Milestone progress is being made in readying NASA’s Green Propellant Infusion Mission (GPIM) for launch in 2016, a smallsat designed to test the unique attributes of a high-performance, non-toxic, “green” fuel on orbit.
As progress continues on NASA's new rocket, the Space Launch System, the solid rocket boosters team successfully completed its critical design review Aug. 6. This is an important milestone for the program, as it verifies the boosters are ready to move forward with qualification testing.
An experimental microwave thruster that does not require fuel to operate has been dubbed the “impossible” space engine, but a team of NASA researchers has reportedly confirmed the system actually works.

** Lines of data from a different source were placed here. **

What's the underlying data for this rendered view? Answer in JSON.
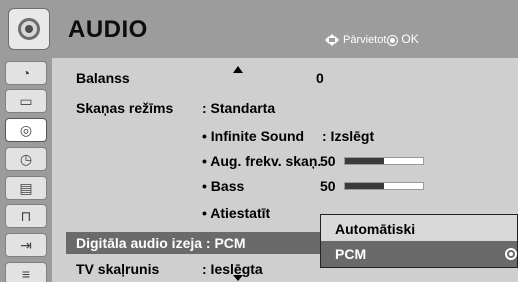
{
  "header": {
    "title": "AUDIO",
    "nav_text": "Pārvietot",
    "ok_text": "OK"
  },
  "sidebar": {
    "items": [
      {
        "icon": "satellite-dish-icon"
      },
      {
        "icon": "picture-icon"
      },
      {
        "icon": "audio-speaker-icon",
        "active": true
      },
      {
        "icon": "clock-icon"
      },
      {
        "icon": "options-icon"
      },
      {
        "icon": "lock-icon"
      },
      {
        "icon": "input-connector-icon"
      },
      {
        "icon": "usb-icon"
      }
    ]
  },
  "menu": {
    "balance": {
      "label": "Balanss",
      "value": "0"
    },
    "sound_mode": {
      "label": "Skaņas režīms",
      "value": ": Standarta"
    },
    "infinite_sound": {
      "label": "• Infinite Sound",
      "value": ": Izslēgt"
    },
    "treble": {
      "label": "• Aug. frekv. skaņ.",
      "value": "50",
      "level": 0.5
    },
    "bass": {
      "label": "• Bass",
      "value": "50",
      "level": 0.5
    },
    "reset": {
      "label": "• Atiestatīt"
    },
    "digital_audio_out": {
      "label": "Digitāla audio izeja : PCM"
    },
    "tv_speaker": {
      "label": "TV skaļrunis",
      "value": ": Ieslēgta"
    }
  },
  "popup": {
    "options": [
      "Automātiski",
      "PCM"
    ],
    "selected": "PCM"
  },
  "colors": {
    "header_bg": "#9c9c9c",
    "content_bg": "#cfcfcf",
    "selection_bg": "#6a6a6a"
  }
}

A United Launch Alliance (ULA) Atlas V rocket carrying the seventh Global Positioning System (GPS IIF-7) satellite for the U.S. Air Force launched at 11:23 p.m. EDT yesterday from Space Launch Complex-41. This is the second successful ULA launch in just four days.
ESA’s Venus Express spacecraft has climbed to a new orbit following its daring aerobraking experiment, and will now resume observations of this fascinating planet for at least a few more months.
Escape Velocity -- An escape velocity is the minimum speed at which an object without propulsion can move away from a source of a gravitational field indefinitely if there is no friction. This definition may need modification for the practical problem of two or more sources in some cases. In any case, the object is assumed to be a point with a mass that is negligible compared with that of the source of the field, usually an excellent approximation. It is commonly described as the speed...
- Having no light.